PhD Student, Monash University, Central Clinical Schools

PINBOARD SUMMARY

Exploring the link between two neonatal disorders that arise as a complication of supplemental O2.

Bronchopulmonary dyplasia (BPD) and retinopathy of prematurity (ROP) are two major disorders of preterm birth and arise as a complication of exposure to supplemental oxygen given to treat breathing difficulties in these babies. Approximately 68-75% of premature infants weighing less than 1500g are diagnosed with BPD and ROP which often progress into severe lung disease known as Chronic Obstructive Pulmonary Disease (COPD), the world’s third leading cause of death or vision loss in the eye. Previously BPD and ROP were viewed as two distinct disorders even though they often occur simultaneously in a single infant. There are presently no cures for these conditions and only limited treatment options are available. Therefore, we hypothesise that there is an underlying mechanism that links the two disorders together. By modelling BPD and ROP disease progression together we will be able to better understand the pathways that lead to the development of these disorders, in order to find an effective preventative treatment for BPD and ROP.

3 ITEMS PINNED

Impact of bronchopulmonary dysplasia on brain and retina.

Abstract: Many premature newborns develop bronchopulmonary dysplasia (BPD), a chronic lung disease resulting from prolonged mechanical ventilation and hyperoxia. BPD survivors typically suffer long-term injuries not only to the lungs, but also to the brain and retina. However, currently it is not clear whether the brain and retinal injuries in these newborns are related only to their prematurity, or also to BPD. We investigated whether the hyperoxia known to cause histologic changes in the lungs similar to BPD in an animal model also causes brain and retinal injuries. Sprague Dawley rat pups were exposed to hyperoxia (95% O2, 'BPD' group) or room air (21% O2, 'control' group) from postnatal day 4-14 (P4-14); the rat pups were housed in room air between P14 and P28. At P28, they were sacrificed, and their lungs, brain, and eyes were extracted. Hematoxylin and eosin staining was performed on lung and brain sections; retinas were stained with Toluidine Blue. Hyperoxia exposure resulted in an increased mean linear intercept in the lungs (P<0.0001). This increase was associated with a decrease in some brain structures [especially the whole-brain surface (P=0.02)], as well as a decrease in the thickness of the retinal layers [especially the total retina (P=0.0008)], compared to the room air control group.
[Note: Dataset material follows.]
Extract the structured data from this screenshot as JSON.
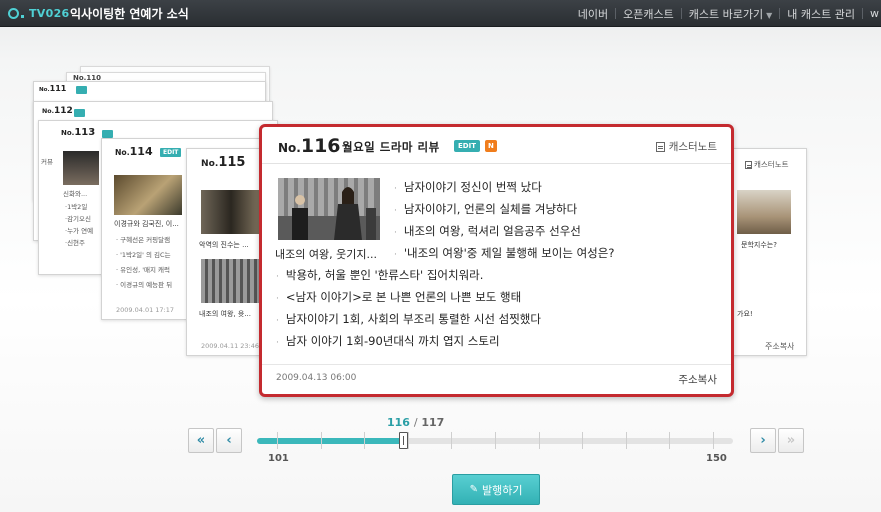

In addition, a significant negative relationship was observed between the lung structures and the brain (r=-0.49,P=0.02) and retina (r=-0.70,P=0.0008) structures. In conclusion, hyperoxia exposure impaired lung, brain, and retina structures. More severe lung injuries correlated with more severe brain and retinal injuries. This result suggests that the same animal model of chronic neonatal hyperoxia can be used to simultaneously study lung, brain and retinal injuries related to hyperoxia.

Pub.: 19 Mar '16, Pinned: 28 Aug '17